- Task description -
Each record is to be printed exactly as given, down to the last mark.

[[ Task input, beginning ]]

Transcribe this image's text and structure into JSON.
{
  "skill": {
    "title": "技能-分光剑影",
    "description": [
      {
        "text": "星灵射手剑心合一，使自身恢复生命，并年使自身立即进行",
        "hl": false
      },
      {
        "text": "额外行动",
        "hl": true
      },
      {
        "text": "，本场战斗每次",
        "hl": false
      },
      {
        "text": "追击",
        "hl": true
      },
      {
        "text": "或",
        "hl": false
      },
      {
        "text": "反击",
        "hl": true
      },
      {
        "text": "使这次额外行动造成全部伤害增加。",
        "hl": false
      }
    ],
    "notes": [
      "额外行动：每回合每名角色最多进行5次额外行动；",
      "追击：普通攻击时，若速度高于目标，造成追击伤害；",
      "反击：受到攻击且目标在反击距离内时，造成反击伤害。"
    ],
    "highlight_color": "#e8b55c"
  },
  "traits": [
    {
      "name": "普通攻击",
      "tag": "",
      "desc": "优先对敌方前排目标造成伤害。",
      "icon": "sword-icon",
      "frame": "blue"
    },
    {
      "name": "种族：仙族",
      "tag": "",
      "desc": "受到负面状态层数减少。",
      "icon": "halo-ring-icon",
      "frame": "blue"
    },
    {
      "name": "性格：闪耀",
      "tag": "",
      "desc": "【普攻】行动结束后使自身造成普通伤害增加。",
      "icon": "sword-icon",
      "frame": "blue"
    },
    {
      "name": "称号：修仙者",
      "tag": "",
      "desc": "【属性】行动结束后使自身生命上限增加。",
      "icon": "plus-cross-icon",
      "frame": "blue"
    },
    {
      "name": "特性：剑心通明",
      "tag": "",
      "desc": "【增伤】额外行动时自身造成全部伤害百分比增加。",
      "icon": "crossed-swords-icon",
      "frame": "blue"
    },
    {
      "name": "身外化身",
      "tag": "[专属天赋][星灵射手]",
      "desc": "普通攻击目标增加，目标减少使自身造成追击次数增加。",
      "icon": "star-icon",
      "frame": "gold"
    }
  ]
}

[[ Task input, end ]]

- Solution to this problem -
Transcribe this image's text and structure into JSON.
{
  "skill": {
    "title": "技能-分光剑影",
    "description": [
      {
        "text": "星灵射手剑心合一，使自身恢复生命，并年使自身立即进行",
        "hl": false
      },
      {
        "text": "额外行动",
        "hl": true
      },
      {
        "text": "，本场战斗每次",
        "hl": false
      },
      {
        "text": "追击",
        "hl": true
      },
      {
        "text": "或",
        "hl": false
      },
      {
        "text": "反击",
        "hl": true
      },
      {
        "text": "使这次额外行动造成全部伤害增加。",
        "hl": false
      }
    ],
    "notes": [
      "额外行动：每回合每名角色最多进行5次额外行动；",
      "追击：普通攻击时，若速度高于目标，造成追击伤害；",
      "反击：受到攻击且目标在反击距离内时，造成反击伤害。"
    ],
    "highlight_color": "#e8b55c"
  },
  "traits": [
    {
      "name": "普通攻击",
      "tag": "",
      "desc": "优先对敌方前排目标造成伤害。",
      "icon": "sword-icon",
      "frame": "blue"
    },
    {
      "name": "种族：仙族",
      "tag": "",
      "desc": "受到负面状态层数减少。",
      "icon": "halo-ring-icon",
      "frame": "blue"
    },
    {
      "name": "性格：闪耀",
      "tag": "",
      "desc": "【普攻】行动结束后使自身造成普通伤害增加。",
      "icon": "sword-icon",
      "frame": "blue"
    },
    {
      "name": "称号：修仙者",
      "tag": "",
      "desc": "【属性】行动结束后使自身生命上限增加。",
      "icon": "plus-cross-icon",
      "frame": "blue"
    },
    {
      "name": "特性：剑心通明",
      "tag": "",
      "desc": "【增伤】额外行动时自身造成全部伤害百分比增加。",
      "icon": "crossed-swords-icon",
      "frame": "blue"
    },
    {
      "name": "身外化身",
      "tag": "[专属天赋][星灵射手]",
      "desc": "普通攻击目标增加，目标减少使自身造成追击次数增加。",
      "icon": "star-icon",
      "frame": "gold"
    }
  ]
}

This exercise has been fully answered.